And honestly, despite myself, despite the irrefutable evidence that we must act now to save the future of our planet, and the fact that Extinction Rebellion have done more to get people talking about climate change than more or less any group in the last few decades of climate activism, the dancing really, really puts me off. And I think about friends and family, and the taxi driver, and stony-hard men seeing this in the newspaper tomorrow, and I think that this type of thing probably puts them off too.

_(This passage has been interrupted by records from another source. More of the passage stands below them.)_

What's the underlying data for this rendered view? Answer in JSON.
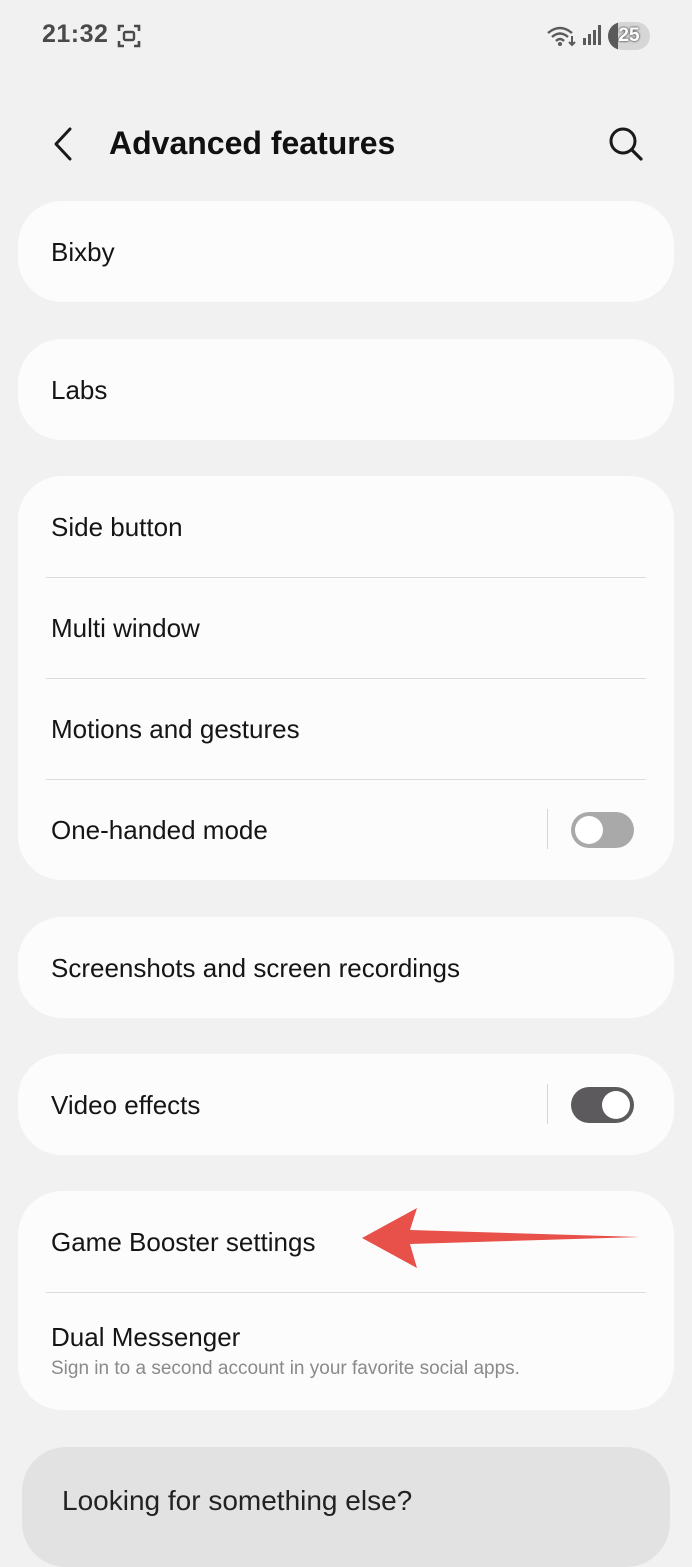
{
  "status_bar": {
    "time": "21:32",
    "battery_level": "25",
    "icons": [
      "screenshot-icon",
      "wifi-icon",
      "signal-icon",
      "battery-icon"
    ]
  },
  "header": {
    "title": "Advanced features",
    "back_icon": "chevron-left-icon",
    "search_icon": "search-icon"
  },
  "items": {
    "bixby": "Bixby",
    "labs": "Labs",
    "side_button": "Side button",
    "multi_window": "Multi window",
    "motions_gestures": "Motions and gestures",
    "one_handed_mode": "One-handed mode",
    "screenshots": "Screenshots and screen recordings",
    "video_effects": "Video effects",
    "game_booster": "Game Booster settings",
    "dual_messenger": "Dual Messenger",
    "dual_messenger_sub": "Sign in to a second account in your favorite social apps."
  },
  "toggles": {
    "one_handed_mode": false,
    "video_effects": true
  },
  "bottom": {
    "label": "Looking for something else?"
  },
  "colors": {
    "background": "#f1f1f1",
    "card": "#fcfcfc",
    "arrow": "#e8504a",
    "toggle_on": "#5c5a5c",
    "toggle_off": "#a9a9a9"
  }
}
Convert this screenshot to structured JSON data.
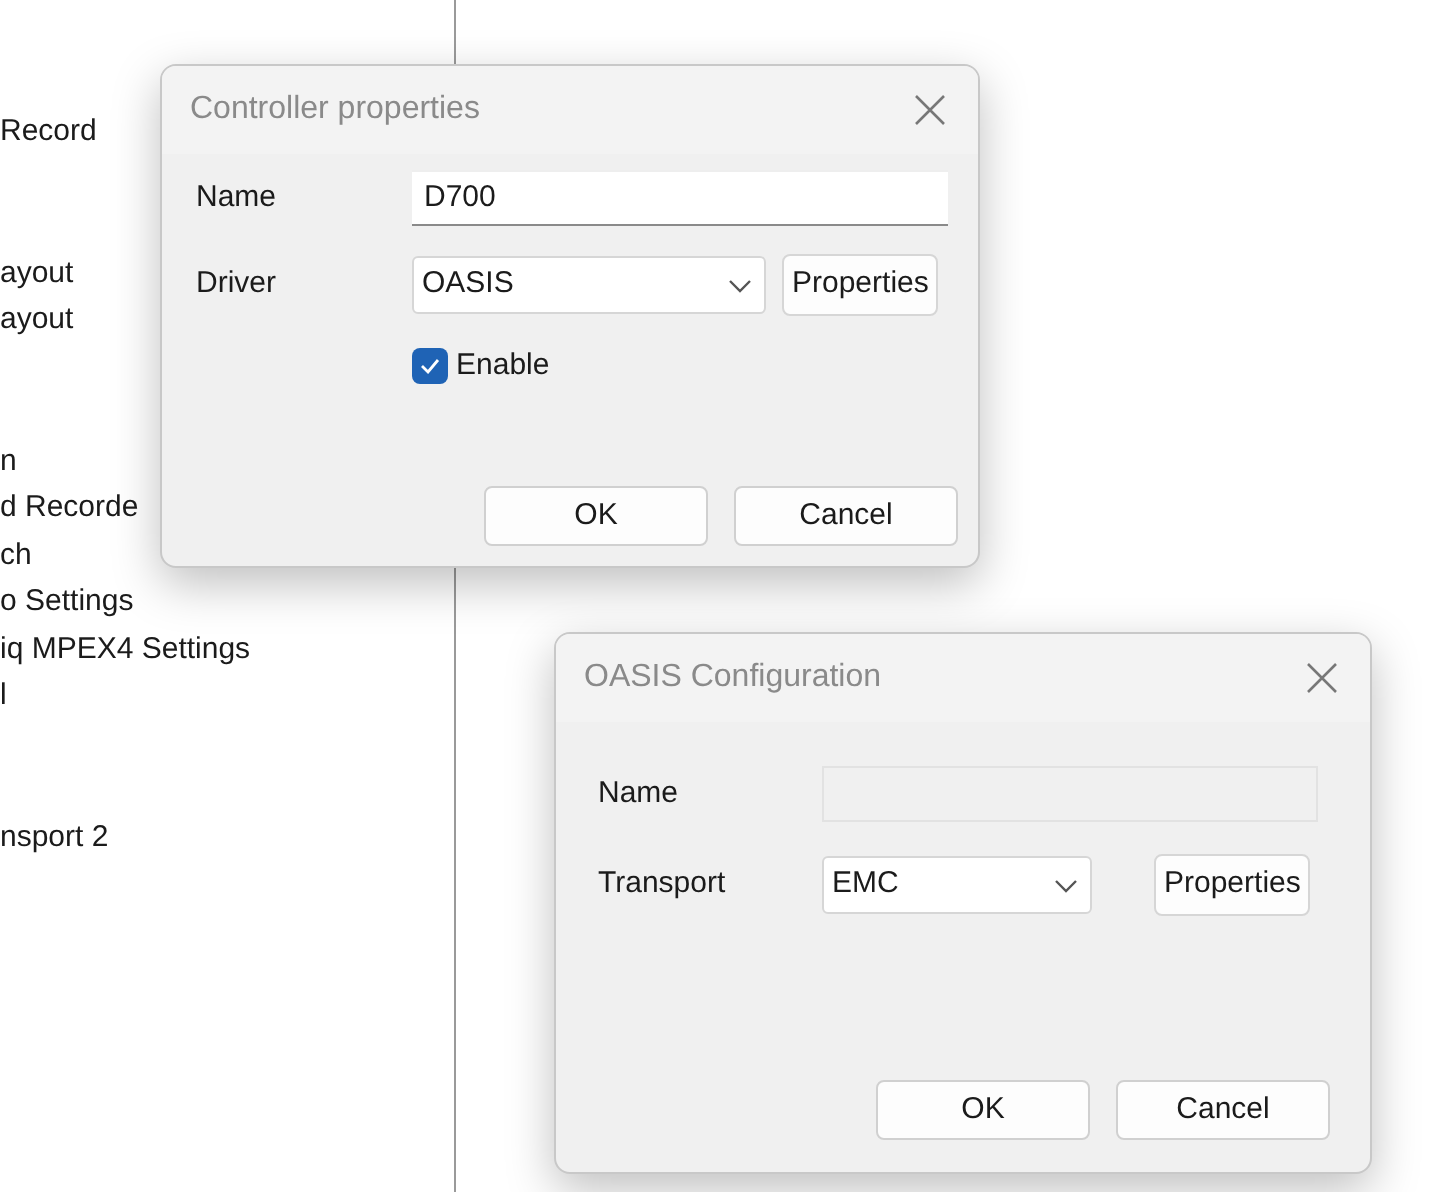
{
  "background_list": {
    "sections": [
      {
        "items": [
          "Record"
        ]
      },
      {
        "items": [
          "ayout",
          "ayout"
        ]
      },
      {
        "items": [
          "n",
          "d Recorde",
          "ch",
          "o Settings",
          "iq MPEX4 Settings",
          "l"
        ]
      },
      {
        "items": [
          "nsport 2"
        ]
      }
    ]
  },
  "dialogs": [
    {
      "title": "Controller properties",
      "fields": [
        {
          "kind": "text",
          "label": "Name",
          "value": "D700"
        },
        {
          "kind": "dropdown",
          "label": "Driver",
          "value": "OASIS",
          "button": "Properties"
        },
        {
          "kind": "checkbox",
          "label": "Enable",
          "checked": true
        }
      ],
      "buttons": [
        "OK",
        "Cancel"
      ]
    },
    {
      "title": "OASIS Configuration",
      "fields": [
        {
          "kind": "text",
          "label": "Name",
          "disabled": true
        },
        {
          "kind": "dropdown",
          "label": "Transport",
          "value": "EMC",
          "button": "Properties"
        }
      ],
      "buttons": [
        "OK",
        "Cancel"
      ]
    }
  ]
}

I know it’s petty and kind of ridiculous to think that people might be put off getting involved with a movement to literally save the future of our entire species because dancing and yoga and spoken word poetry and white dreadlocks are a bit cringe, but like, people (me) are petty and kind of ridiculous. Can we just like, save the world and not do a spirit circle about it? I’m so here for radical action and systemic change, but can you not waft that burning sage in my face, please?

We’ve recently written about Englishness, and I think there’s maybe something fundamentally English about this attitude. Some deep lurking suspicion that for something to be important, it has to be serious and shouldn’t be fun.

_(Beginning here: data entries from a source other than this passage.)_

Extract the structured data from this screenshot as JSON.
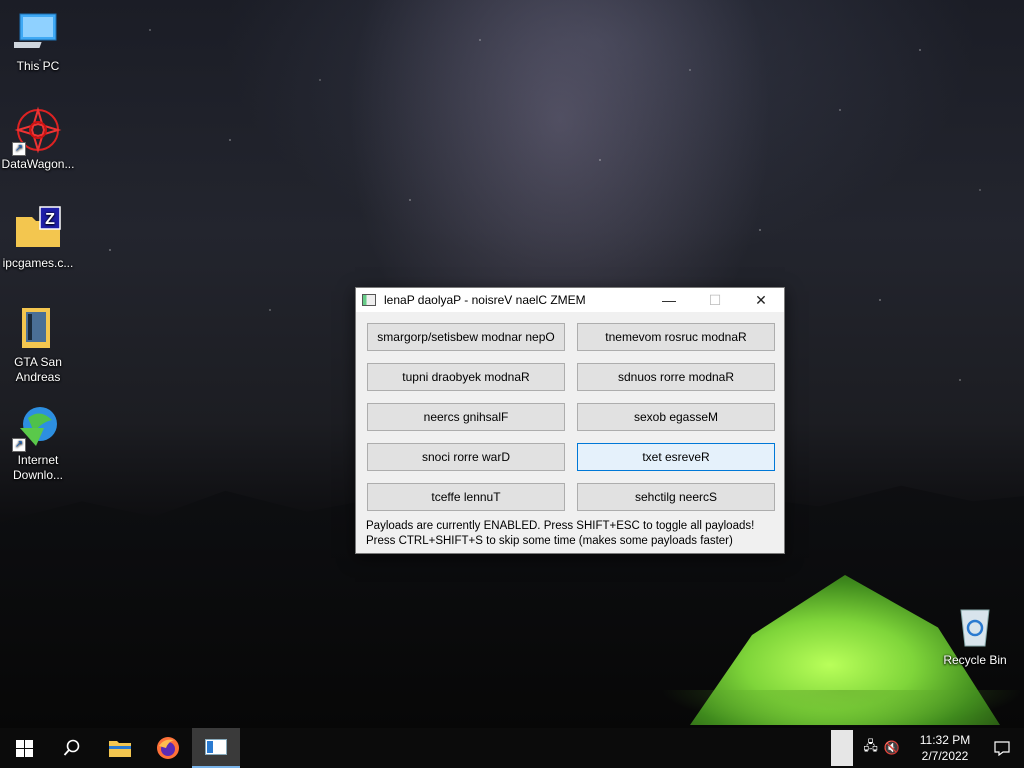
{
  "desktop": {
    "icons": [
      {
        "label": "This PC",
        "icon": "computer-icon"
      },
      {
        "label": "DataWagon...",
        "icon": "datawagon-icon"
      },
      {
        "label": "ipcgames.c...",
        "icon": "zip-folder-icon"
      },
      {
        "label": "GTA San Andreas",
        "icon": "folder-icon"
      },
      {
        "label": "Internet Downlo...",
        "icon": "internet-download-manager-icon"
      },
      {
        "label": "Recycle Bin",
        "icon": "recycle-bin-icon"
      }
    ]
  },
  "dialog": {
    "title": "lenaP daolyaP - noisreV naelC ZMEM",
    "controls": {
      "minimize": "—",
      "maximize": "☐",
      "close": "✕"
    },
    "buttons": [
      "smargorp/setisbew modnar nepO",
      "tnemevom rosruc modnaR",
      "tupni draobyek modnaR",
      "sdnuos rorre modnaR",
      "neercs gnihsalF",
      "sexob egasseM",
      "snoci rorre warD",
      "txet esreveR",
      "tceffe lennuT",
      "sehctilg neercS"
    ],
    "info_line1": "Payloads are currently ENABLED. Press SHIFT+ESC to toggle all payloads!",
    "info_line2": "Press CTRL+SHIFT+S to skip some time (makes some payloads faster)"
  },
  "taskbar": {
    "items": [
      "start-icon",
      "search-icon",
      "file-explorer-icon",
      "firefox-icon",
      "memz-app-icon"
    ],
    "clock_time": "11:32 PM",
    "clock_date": "2/7/2022"
  }
}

But then again, how are you supposed to sustain this kind of momentum if everything’s dull? For Extinction Rebellion to have any impact, this will have to be a long-term project with bigger and better actions all the time. That means getting people involved and keeping them involved. It means asking people to commit hours of their lives and glue themselves to trains and sleep on the streets for a week and get arrested. Maybe you need some fun to sustain that kind of commitment?

It is privileged — no shit — but privilege exists whether we like it or not. And if it does, surely the very best thing anyone can do with it is wield it for good — particularly on behalf of those that can’t.

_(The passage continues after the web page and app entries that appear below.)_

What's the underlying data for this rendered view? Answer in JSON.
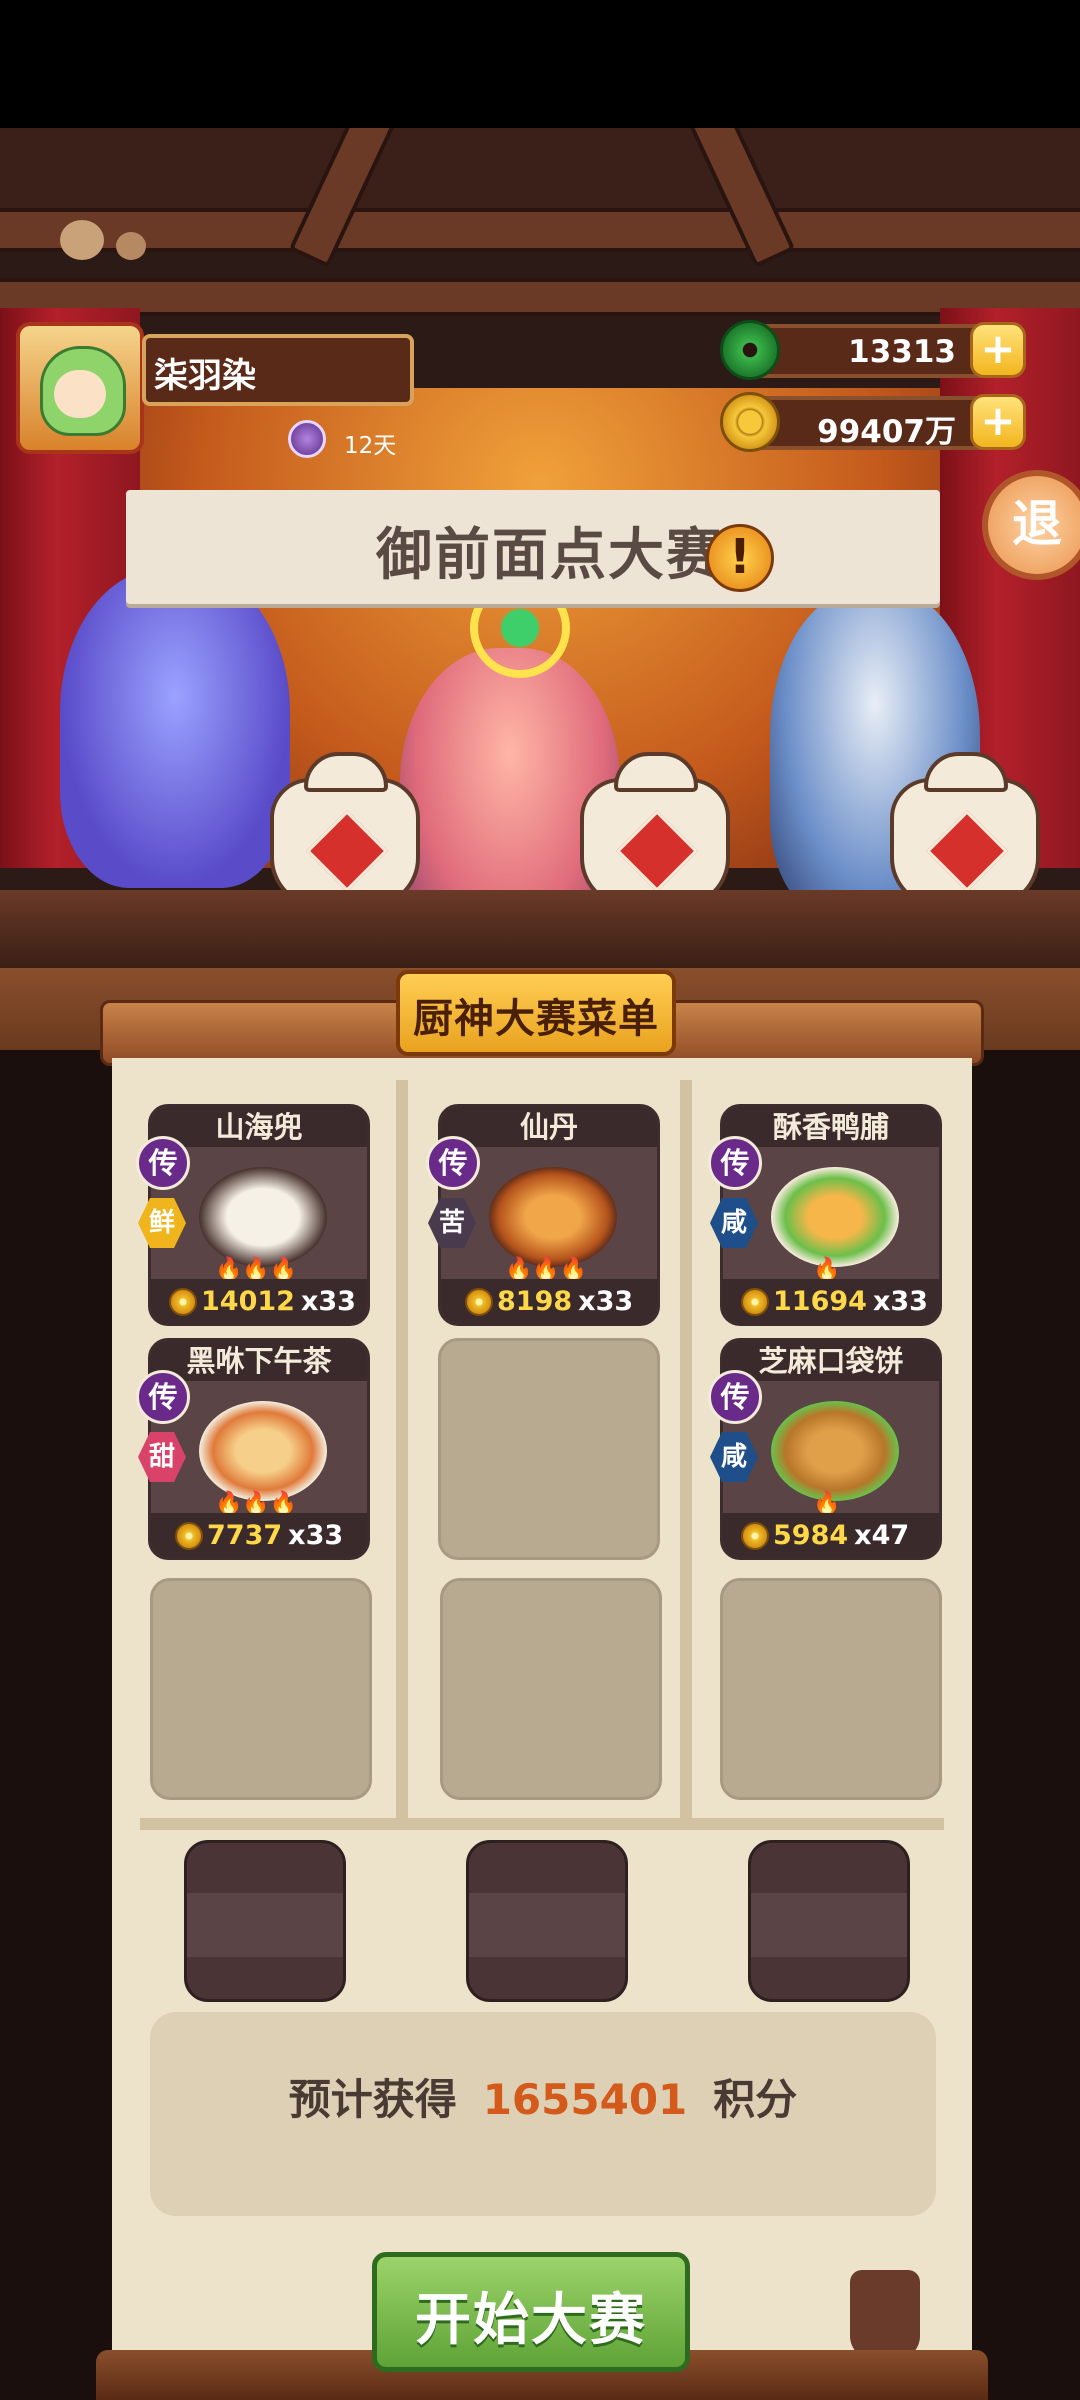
{
  "player": {
    "name": "柒羽染",
    "badge_days": "12天"
  },
  "currency": {
    "jade": "13313",
    "coins": "99407万",
    "plus": "+"
  },
  "exit_label": "退",
  "stage": {
    "banner_text": "御前面点大赛",
    "alert_mark": "!"
  },
  "menu": {
    "title": "厨神大赛菜单",
    "dishes": [
      {
        "name": "山海兜",
        "rarity": "传",
        "flavor": "鲜",
        "flavor_color": "#f0b51c",
        "price": "14012",
        "qty": "x33"
      },
      {
        "name": "仙丹",
        "rarity": "传",
        "flavor": "苦",
        "flavor_color": "#4a3a4e",
        "price": "8198",
        "qty": "x33"
      },
      {
        "name": "酥香鸭脯",
        "rarity": "传",
        "flavor": "咸",
        "flavor_color": "#1e4f8a",
        "price": "11694",
        "qty": "x33"
      },
      {
        "name": "黑咻下午茶",
        "rarity": "传",
        "flavor": "甜",
        "flavor_color": "#d9436a",
        "price": "7737",
        "qty": "x33"
      },
      {
        "name": "芝麻口袋饼",
        "rarity": "传",
        "flavor": "咸",
        "flavor_color": "#1e4f8a",
        "price": "5984",
        "qty": "x47"
      }
    ]
  },
  "points": {
    "label": "预计获得",
    "value": "1655401",
    "unit": "积分"
  },
  "start_button": "开始大赛"
}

Having promised to end things on a high, the final day of action, on Thursday 25 April, sees hundreds swarm the city’s financial district, with some gluing themselves to each other and buildings, some sat atop a train, and the continued blocking of roads before a “closing ceremony” near Speakers’ Corner. As the dust settles and London gets back to business as usual, it’s worth assessing what Extinction Rebellion have and haven’t achieved.

They’ve garnered unprecedented media attention for a climate protest, and while some of this has obviously focused on the group itself and the controversy surrounding its methods, there’s no getting around the fact that people are talking and thinking about climate change much more than they would have been.

Theresa May didn’t wander over to Marble Arch to discuss their demands, but there are some signs the government are ready to listen, though whether politicians will act on what they hear is another thing. XR has gained the backing of the Labour party though, with senior ministers Dianne Abbott and Barry Gardiner offering supportive comments, as well as Ed Milliband.

Anecdotally, people seem to be broadly supportive of what Extinction Rebellion have been doing here, even if there are still reservations about certain aspects. Sure, they’ve gained critics but plenty of fans too. A total of 30,000 people have signed up to volunteer or donate, and the Extinction Rebellion coffers have swelled by a sum of almost £200,000 of mostly small donations, though they’ll likely need to put much of this toward legal fees for the 50 or so who’ve already been charged and any more who still might be.

And honestly, the world does feel like a slightly different place. It’s not just these protests. In the time since they got underway, Attenborough’s grave BBC doc Climate Change: The Facts provided perhaps the most unflinching look at climate change yet to be seen by a mainstream audience. Greta Thunberg has addressed Parliament and sat down with party leaders (apart from Theresa May). Even Mark Carney of the Bank of England made a rather stark warning relating to the threat of climate change. But the rebellion has played a major part.

There’s a palpable feeling of momentum building behind the climate movement, which is good and entirely necessary.

We’ll need all of it and much more to avert the crisis that looms.

26th April 2019